- Between 6,000 and 8,000 people were killed in the massacre, the U.N. says
- The Bosnian town of Srebrenica was overrun by Serb forces in 1995
- It was later described as the worst atrocity on European soil since the Second World War
- The killings were carried out by ultra-nationalist forces bent on carving up Bosnia
Nearly two decades after the Srebrenica massacre left thousands of Muslim boys and men dead, a former Bosnian Serb intelligence chief was sentenced Wednesday to life in prison for his role in their slaughter.
The Yugoslavia war crimes tribunal found Zdravko Tolimir guilty of genocide, conspiracy to commit genocide and other crimes committed in the eastern Bosnian town of Srebrenica, which was overrun by Serb forces in 1995 in what later was described as the worst atrocity on European soil since the Second World War.
The killings, part of the war's so-called "ethnic cleansing," were carried out by ultra-nationalist forces bent on carving up Bosnia based on religious and ethnic affiliations.
Between 6,000 and 8,000 people were killed in the massacre, according to the United Nations.
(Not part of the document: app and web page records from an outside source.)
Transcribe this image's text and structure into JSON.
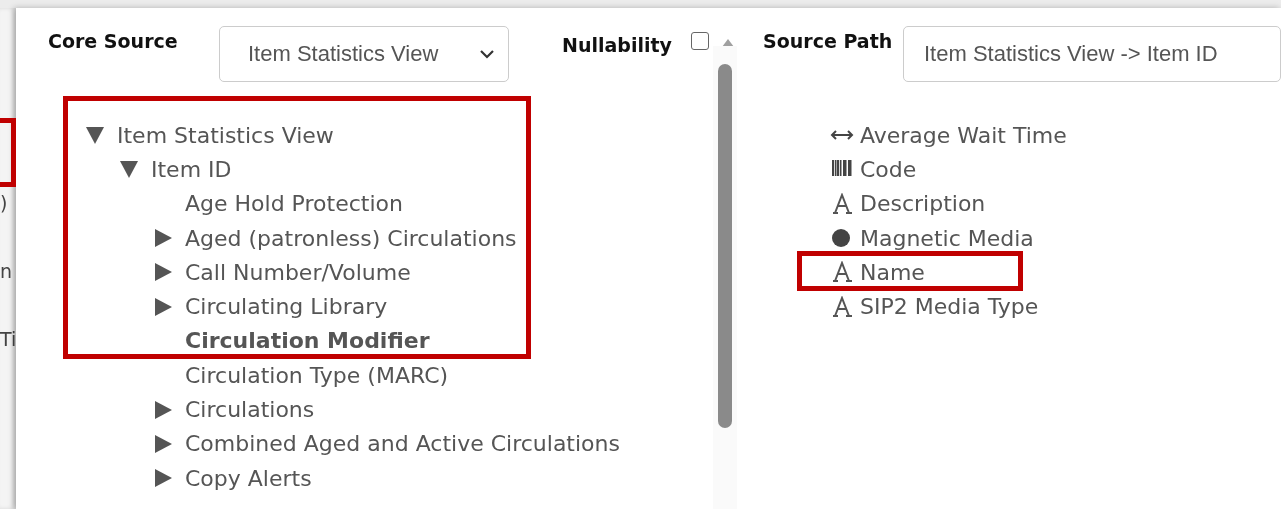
{
  "background_window": {
    "fragments": [
      ")",
      "n",
      "Ti"
    ]
  },
  "core_source": {
    "label": "Core Source",
    "value": "Item Statistics View"
  },
  "nullability": {
    "label": "Nullability",
    "checked": false
  },
  "source_path": {
    "label": "Source Path",
    "value": "Item Statistics View -> Item ID"
  },
  "tree": [
    {
      "label": "Item Statistics View",
      "kind": "group",
      "expanded": true,
      "selected": false,
      "children": [
        {
          "label": "Item ID",
          "kind": "group",
          "expanded": true,
          "selected": false,
          "children": [
            {
              "label": "Age Hold Protection",
              "kind": "field",
              "selected": false
            },
            {
              "label": "Aged (patronless) Circulations",
              "kind": "group",
              "expanded": false,
              "selected": false
            },
            {
              "label": "Call Number/Volume",
              "kind": "group",
              "expanded": false,
              "selected": false
            },
            {
              "label": "Circulating Library",
              "kind": "group",
              "expanded": false,
              "selected": false
            },
            {
              "label": "Circulation Modifier",
              "kind": "field",
              "selected": true
            },
            {
              "label": "Circulation Type (MARC)",
              "kind": "field",
              "selected": false
            },
            {
              "label": "Circulations",
              "kind": "group",
              "expanded": false,
              "selected": false
            },
            {
              "label": "Combined Aged and Active Circulations",
              "kind": "group",
              "expanded": false,
              "selected": false
            },
            {
              "label": "Copy Alerts",
              "kind": "group",
              "expanded": false,
              "selected": false
            }
          ]
        }
      ]
    }
  ],
  "fields": [
    {
      "label": "Average Wait Time",
      "kind": "interval"
    },
    {
      "label": "Code",
      "kind": "barcode"
    },
    {
      "label": "Description",
      "kind": "text"
    },
    {
      "label": "Magnetic Media",
      "kind": "bool"
    },
    {
      "label": "Name",
      "kind": "text"
    },
    {
      "label": "SIP2 Media Type",
      "kind": "text"
    }
  ]
}
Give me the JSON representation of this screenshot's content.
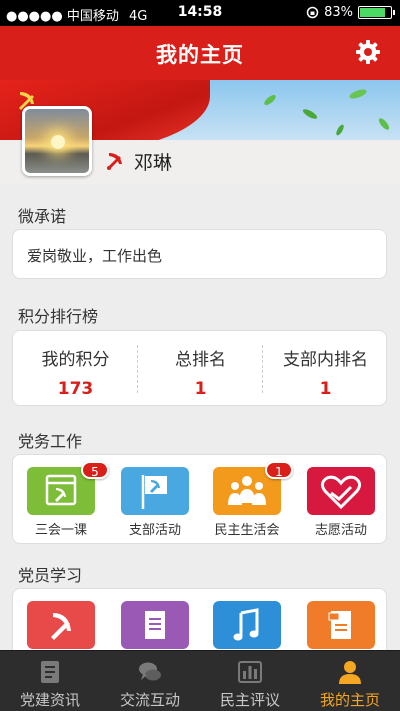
{
  "status_bar": {
    "carrier": "●●●●● 中国移动",
    "network": "4G",
    "time": "14:58",
    "battery": "83%",
    "battery_level": 0.83
  },
  "header": {
    "title": "我的主页",
    "settings_icon": "gear-icon"
  },
  "profile": {
    "name": "邓琳",
    "badge_icon": "party-emblem-icon"
  },
  "pledge": {
    "title": "微承诺",
    "text": "爱岗敬业，工作出色"
  },
  "ranking": {
    "title": "积分排行榜",
    "columns": [
      {
        "label": "我的积分",
        "value": "173"
      },
      {
        "label": "总排名",
        "value": "1"
      },
      {
        "label": "支部内排名",
        "value": "1"
      }
    ]
  },
  "party_work": {
    "title": "党务工作",
    "items": [
      {
        "label": "三会一课",
        "icon": "calendar-party-icon",
        "color": "#7dbd37",
        "badge": "5"
      },
      {
        "label": "支部活动",
        "icon": "flag-party-icon",
        "color": "#4aa8e0",
        "badge": ""
      },
      {
        "label": "民主生活会",
        "icon": "people-group-icon",
        "color": "#f39a1c",
        "badge": "1"
      },
      {
        "label": "志愿活动",
        "icon": "heart-hand-icon",
        "color": "#d8193f",
        "badge": ""
      }
    ]
  },
  "member_study": {
    "title": "党员学习",
    "items": [
      {
        "icon": "party-emblem-icon",
        "color": "#e84a4a"
      },
      {
        "icon": "document-icon",
        "color": "#9b59b6"
      },
      {
        "icon": "music-note-icon",
        "color": "#2d8fd8"
      },
      {
        "icon": "word-document-icon",
        "color": "#f07c2a"
      }
    ]
  },
  "tabbar": {
    "items": [
      {
        "label": "党建资讯",
        "icon": "news-icon"
      },
      {
        "label": "交流互动",
        "icon": "chat-bubbles-icon"
      },
      {
        "label": "民主评议",
        "icon": "bar-chart-icon"
      },
      {
        "label": "我的主页",
        "icon": "user-icon",
        "active": true
      }
    ]
  }
}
The court, based at The Hague, Netherlands, found that "the harm inflicted upon these men rises to the level of serious bodily and mental harm and constitute acts of genocide."
Tolimir's trial had been one of 12 criminal proceedings reviewed by the United Nation's International Criminal Tribunal for the former Yugoslavia, which has indicted 161 people for "serious violations of humanitarian law" occurring between 1991 and 2001.
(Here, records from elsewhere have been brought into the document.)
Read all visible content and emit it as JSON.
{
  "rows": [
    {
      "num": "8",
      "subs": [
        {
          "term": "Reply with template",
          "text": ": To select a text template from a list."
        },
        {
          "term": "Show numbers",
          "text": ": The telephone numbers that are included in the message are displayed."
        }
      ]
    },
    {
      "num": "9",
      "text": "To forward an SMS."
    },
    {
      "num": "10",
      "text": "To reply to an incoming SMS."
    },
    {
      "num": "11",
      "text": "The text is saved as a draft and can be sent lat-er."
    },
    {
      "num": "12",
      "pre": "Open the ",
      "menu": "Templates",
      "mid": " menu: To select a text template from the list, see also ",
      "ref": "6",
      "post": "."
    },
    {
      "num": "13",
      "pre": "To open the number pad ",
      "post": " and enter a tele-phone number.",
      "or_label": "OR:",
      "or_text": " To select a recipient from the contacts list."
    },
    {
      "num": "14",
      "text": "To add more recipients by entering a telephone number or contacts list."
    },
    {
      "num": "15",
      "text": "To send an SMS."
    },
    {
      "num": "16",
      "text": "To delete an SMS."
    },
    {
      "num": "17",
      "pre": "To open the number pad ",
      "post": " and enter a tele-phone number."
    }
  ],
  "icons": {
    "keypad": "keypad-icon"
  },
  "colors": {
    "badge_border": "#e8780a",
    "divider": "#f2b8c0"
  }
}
Tolimir is thought to have been a top aide to Ratko Mladic, a Bosnian Serb military commander captured in Serbia in 2011. Mladic was considered the last of the top commanders of the war to be accounted for and is currently on trial at The Hague for genocide.
The 1992 to 1995 war in Bosnia war left tens of thousands dead, and hundreds of thousands displaced.